▸ Exercise brief:
Scan the records for the string "this"; copy each line where it occurs.

Web page and app entries
- - - - -
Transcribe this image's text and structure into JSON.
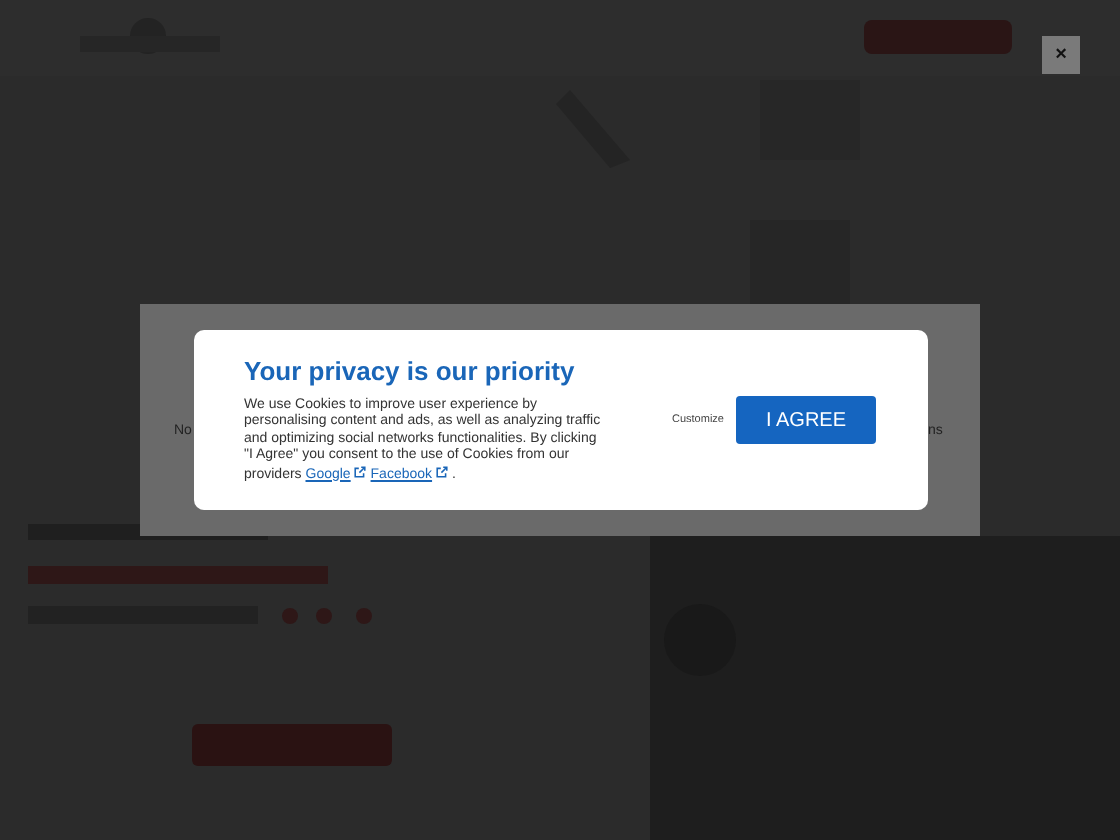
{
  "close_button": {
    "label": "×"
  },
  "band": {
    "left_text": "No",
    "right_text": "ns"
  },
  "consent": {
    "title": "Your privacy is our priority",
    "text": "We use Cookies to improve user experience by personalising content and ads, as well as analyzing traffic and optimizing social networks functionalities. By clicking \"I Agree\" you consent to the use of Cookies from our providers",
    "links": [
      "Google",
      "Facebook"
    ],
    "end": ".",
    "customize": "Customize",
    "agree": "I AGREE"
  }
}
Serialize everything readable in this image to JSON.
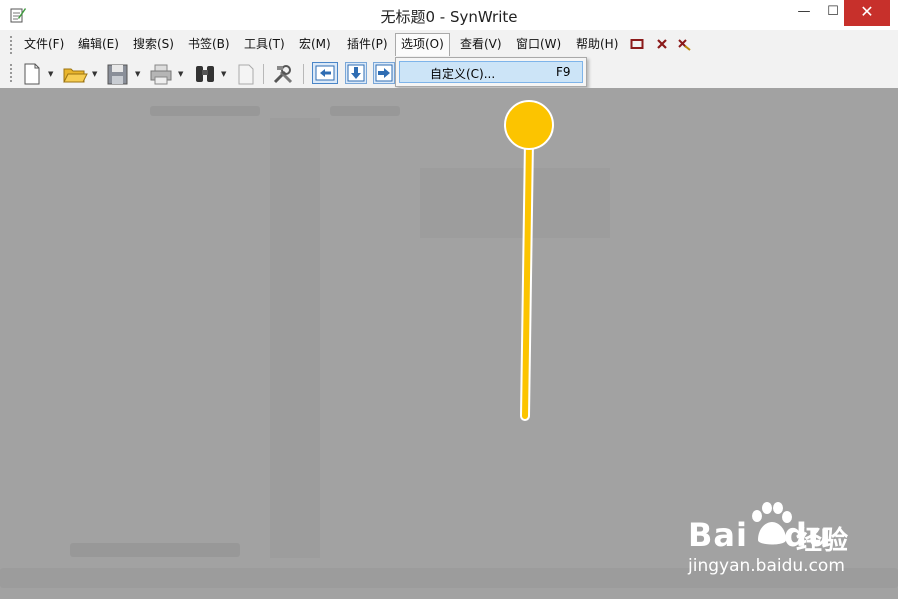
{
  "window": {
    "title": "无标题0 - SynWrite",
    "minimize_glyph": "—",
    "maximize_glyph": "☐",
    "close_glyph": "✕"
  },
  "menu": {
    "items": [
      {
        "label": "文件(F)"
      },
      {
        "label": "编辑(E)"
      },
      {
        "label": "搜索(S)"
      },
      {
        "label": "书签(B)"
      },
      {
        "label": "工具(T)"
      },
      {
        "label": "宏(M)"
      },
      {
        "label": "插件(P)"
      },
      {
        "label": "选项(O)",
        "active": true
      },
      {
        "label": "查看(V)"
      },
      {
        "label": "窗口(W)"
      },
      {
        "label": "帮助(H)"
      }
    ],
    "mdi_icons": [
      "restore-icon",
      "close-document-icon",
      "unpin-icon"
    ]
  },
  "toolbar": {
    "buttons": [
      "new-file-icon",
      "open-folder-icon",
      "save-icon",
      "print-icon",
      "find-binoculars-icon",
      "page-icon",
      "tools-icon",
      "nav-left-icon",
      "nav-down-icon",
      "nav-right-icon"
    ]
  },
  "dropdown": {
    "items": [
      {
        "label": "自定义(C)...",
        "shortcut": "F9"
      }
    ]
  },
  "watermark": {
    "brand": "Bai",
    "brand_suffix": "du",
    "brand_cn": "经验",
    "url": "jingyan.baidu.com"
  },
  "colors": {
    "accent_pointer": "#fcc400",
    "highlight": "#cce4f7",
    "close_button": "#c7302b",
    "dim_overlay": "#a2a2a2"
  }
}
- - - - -
▸ Your response:
Transcribe this image's text and structure into JSON.
Serialize everything readable in this image to JSON.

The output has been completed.